__Required action__.
Pull every "columns" line out of the data below.

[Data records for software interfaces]
▽

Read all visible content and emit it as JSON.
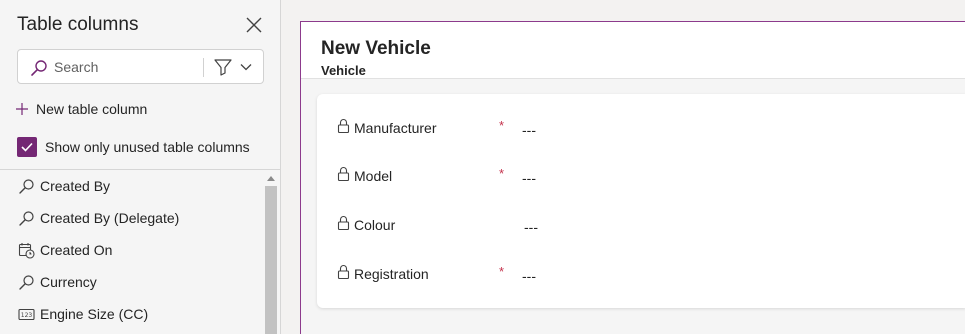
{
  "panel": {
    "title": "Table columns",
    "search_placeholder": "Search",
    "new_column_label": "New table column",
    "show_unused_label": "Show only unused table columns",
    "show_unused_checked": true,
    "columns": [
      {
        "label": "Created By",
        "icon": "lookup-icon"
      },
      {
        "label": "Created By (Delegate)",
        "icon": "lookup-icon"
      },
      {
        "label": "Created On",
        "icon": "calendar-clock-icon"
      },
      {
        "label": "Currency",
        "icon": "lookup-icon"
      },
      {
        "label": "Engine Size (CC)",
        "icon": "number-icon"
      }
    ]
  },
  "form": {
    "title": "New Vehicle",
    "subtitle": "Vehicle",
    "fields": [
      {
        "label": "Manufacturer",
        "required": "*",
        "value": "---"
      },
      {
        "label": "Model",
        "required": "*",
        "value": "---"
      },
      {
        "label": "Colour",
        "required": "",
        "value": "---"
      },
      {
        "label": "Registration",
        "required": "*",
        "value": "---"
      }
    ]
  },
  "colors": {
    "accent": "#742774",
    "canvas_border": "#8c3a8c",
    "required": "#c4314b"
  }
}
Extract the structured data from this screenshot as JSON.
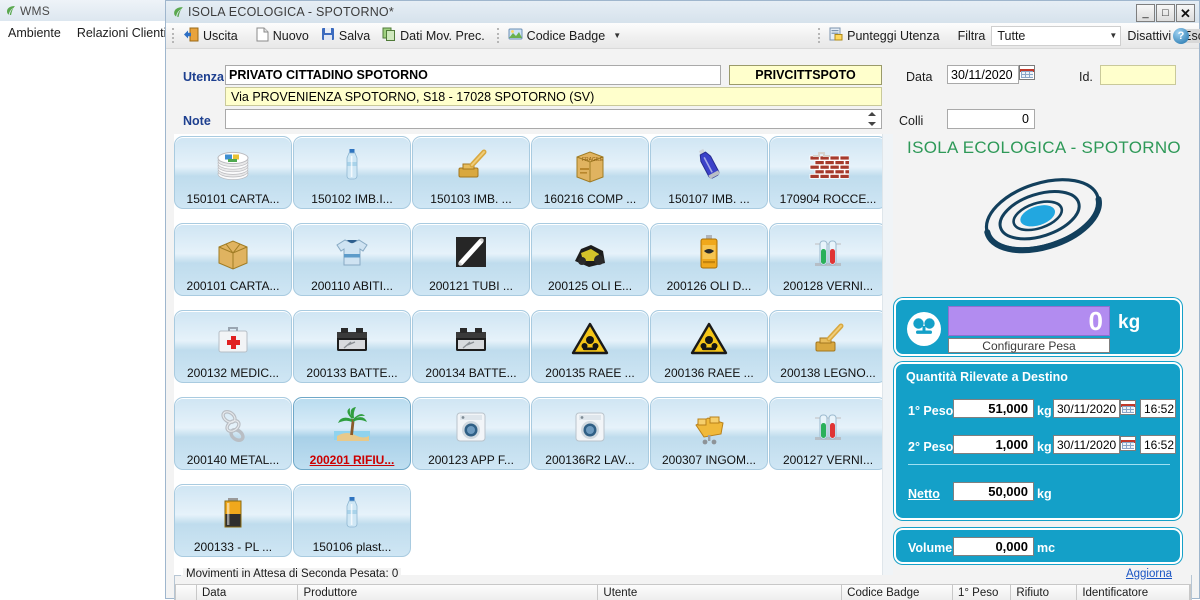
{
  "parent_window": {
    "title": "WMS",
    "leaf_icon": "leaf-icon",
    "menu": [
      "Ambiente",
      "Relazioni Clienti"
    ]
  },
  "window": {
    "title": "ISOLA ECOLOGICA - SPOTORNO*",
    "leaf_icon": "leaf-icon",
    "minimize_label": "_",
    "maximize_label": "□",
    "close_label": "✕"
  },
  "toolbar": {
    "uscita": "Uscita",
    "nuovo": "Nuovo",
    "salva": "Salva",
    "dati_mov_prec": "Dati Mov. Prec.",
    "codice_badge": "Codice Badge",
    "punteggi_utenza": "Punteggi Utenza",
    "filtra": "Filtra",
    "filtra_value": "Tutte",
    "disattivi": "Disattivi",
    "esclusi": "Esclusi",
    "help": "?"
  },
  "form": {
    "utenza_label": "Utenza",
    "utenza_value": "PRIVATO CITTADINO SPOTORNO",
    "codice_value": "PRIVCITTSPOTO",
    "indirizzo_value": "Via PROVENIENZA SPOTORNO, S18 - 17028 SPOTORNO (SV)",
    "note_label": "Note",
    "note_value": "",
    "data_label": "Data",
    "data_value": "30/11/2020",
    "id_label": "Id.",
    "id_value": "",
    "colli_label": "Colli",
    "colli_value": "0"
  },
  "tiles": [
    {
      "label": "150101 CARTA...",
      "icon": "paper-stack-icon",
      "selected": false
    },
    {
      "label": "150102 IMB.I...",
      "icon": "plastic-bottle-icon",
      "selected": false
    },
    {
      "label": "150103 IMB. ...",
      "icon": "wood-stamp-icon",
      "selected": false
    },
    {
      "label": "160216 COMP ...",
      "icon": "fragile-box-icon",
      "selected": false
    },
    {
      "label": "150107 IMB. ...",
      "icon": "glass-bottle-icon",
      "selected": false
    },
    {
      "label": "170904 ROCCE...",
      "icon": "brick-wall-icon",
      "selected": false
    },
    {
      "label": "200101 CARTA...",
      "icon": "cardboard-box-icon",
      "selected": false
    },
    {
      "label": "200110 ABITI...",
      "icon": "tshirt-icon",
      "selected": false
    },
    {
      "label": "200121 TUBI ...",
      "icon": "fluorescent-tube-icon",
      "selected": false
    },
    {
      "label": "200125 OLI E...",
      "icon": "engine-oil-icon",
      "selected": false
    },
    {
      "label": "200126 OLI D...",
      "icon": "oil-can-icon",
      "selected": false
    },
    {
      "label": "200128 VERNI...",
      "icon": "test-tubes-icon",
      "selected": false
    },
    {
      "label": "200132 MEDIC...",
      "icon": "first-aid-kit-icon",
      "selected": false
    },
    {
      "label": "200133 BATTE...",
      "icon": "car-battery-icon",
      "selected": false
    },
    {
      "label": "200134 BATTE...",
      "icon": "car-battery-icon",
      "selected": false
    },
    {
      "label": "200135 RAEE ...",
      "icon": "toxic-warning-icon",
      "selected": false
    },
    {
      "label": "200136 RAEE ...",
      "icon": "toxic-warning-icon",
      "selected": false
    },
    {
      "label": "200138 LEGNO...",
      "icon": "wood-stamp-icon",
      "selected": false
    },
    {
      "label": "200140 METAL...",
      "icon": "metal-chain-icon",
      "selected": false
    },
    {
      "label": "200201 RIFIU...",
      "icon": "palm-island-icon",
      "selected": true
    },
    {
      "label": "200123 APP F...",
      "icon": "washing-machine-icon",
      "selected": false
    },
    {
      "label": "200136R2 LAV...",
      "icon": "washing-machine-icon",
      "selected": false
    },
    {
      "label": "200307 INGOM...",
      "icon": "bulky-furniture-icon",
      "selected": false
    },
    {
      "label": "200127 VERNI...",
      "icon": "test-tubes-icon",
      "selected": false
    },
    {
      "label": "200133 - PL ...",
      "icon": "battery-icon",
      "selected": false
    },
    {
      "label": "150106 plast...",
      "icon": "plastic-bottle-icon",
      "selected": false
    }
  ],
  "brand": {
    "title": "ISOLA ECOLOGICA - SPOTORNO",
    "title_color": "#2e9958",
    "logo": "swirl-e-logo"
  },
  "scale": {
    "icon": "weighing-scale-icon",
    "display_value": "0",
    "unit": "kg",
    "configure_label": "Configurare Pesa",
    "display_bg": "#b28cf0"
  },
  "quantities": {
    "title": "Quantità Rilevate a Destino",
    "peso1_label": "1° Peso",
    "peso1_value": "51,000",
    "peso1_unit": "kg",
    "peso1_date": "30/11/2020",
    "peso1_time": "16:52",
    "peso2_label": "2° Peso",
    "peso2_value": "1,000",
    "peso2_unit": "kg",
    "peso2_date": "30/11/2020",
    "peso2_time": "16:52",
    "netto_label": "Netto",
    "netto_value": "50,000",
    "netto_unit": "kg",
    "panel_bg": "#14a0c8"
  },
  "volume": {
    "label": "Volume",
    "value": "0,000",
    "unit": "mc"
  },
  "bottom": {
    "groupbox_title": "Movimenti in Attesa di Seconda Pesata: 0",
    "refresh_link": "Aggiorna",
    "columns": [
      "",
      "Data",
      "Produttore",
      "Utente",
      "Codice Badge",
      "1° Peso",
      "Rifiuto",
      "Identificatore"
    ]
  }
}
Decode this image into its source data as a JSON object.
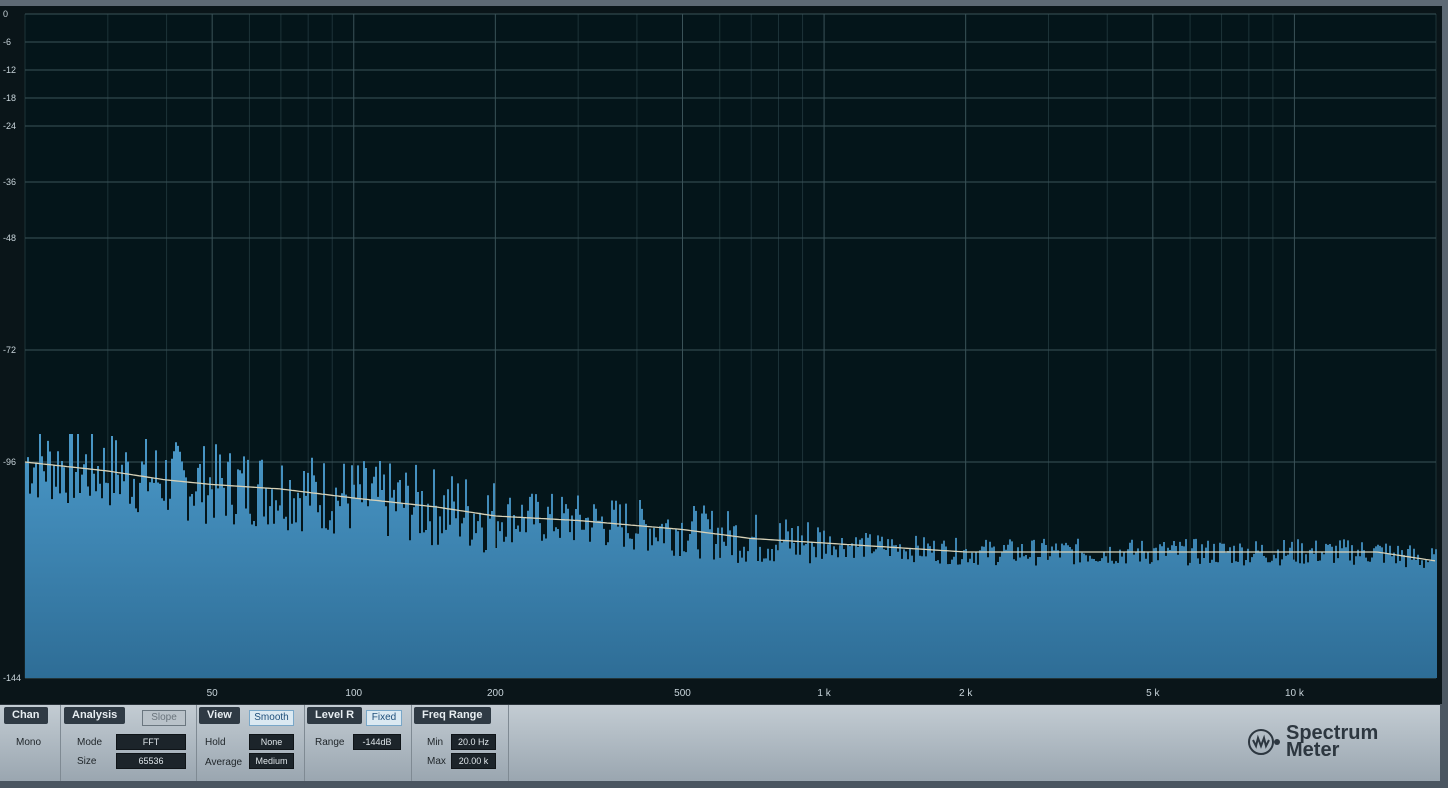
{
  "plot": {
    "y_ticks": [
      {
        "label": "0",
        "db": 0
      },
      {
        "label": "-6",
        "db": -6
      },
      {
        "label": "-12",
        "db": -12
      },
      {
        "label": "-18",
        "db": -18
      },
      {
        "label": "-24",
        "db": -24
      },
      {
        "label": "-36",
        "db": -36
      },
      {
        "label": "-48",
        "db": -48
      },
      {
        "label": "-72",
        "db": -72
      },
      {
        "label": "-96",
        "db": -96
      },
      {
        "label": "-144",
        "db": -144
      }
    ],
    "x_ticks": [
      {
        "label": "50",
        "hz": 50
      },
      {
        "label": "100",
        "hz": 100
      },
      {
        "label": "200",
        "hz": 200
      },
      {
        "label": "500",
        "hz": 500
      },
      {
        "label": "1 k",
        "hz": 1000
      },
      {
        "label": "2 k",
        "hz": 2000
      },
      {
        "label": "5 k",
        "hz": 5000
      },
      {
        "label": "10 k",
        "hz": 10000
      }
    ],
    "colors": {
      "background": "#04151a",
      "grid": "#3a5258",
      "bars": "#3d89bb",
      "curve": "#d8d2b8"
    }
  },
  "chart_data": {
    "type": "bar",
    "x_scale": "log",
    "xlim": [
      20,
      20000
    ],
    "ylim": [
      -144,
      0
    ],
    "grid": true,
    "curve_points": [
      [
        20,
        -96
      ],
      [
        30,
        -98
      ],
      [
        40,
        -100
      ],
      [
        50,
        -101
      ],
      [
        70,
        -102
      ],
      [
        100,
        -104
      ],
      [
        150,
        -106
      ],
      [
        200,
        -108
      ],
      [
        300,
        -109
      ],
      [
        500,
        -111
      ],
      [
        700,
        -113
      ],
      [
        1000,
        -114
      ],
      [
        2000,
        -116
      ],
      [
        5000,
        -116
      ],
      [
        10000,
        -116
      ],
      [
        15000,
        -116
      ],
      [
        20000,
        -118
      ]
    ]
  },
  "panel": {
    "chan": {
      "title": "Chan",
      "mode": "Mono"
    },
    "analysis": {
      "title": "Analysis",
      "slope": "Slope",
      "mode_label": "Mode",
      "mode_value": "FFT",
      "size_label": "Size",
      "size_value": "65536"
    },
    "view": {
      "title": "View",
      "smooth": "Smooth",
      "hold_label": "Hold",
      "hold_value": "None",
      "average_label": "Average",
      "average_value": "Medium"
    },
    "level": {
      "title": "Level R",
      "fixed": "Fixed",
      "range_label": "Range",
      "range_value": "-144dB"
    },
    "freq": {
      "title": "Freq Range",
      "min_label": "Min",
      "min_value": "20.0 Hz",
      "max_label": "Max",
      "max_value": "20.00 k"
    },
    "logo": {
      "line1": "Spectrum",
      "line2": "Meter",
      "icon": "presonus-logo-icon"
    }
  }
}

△

__Exercise answer__.
    "title": "Table columns",
    "show_unused_label": "Show only unused table columns",
    "columns": [
    "columns": [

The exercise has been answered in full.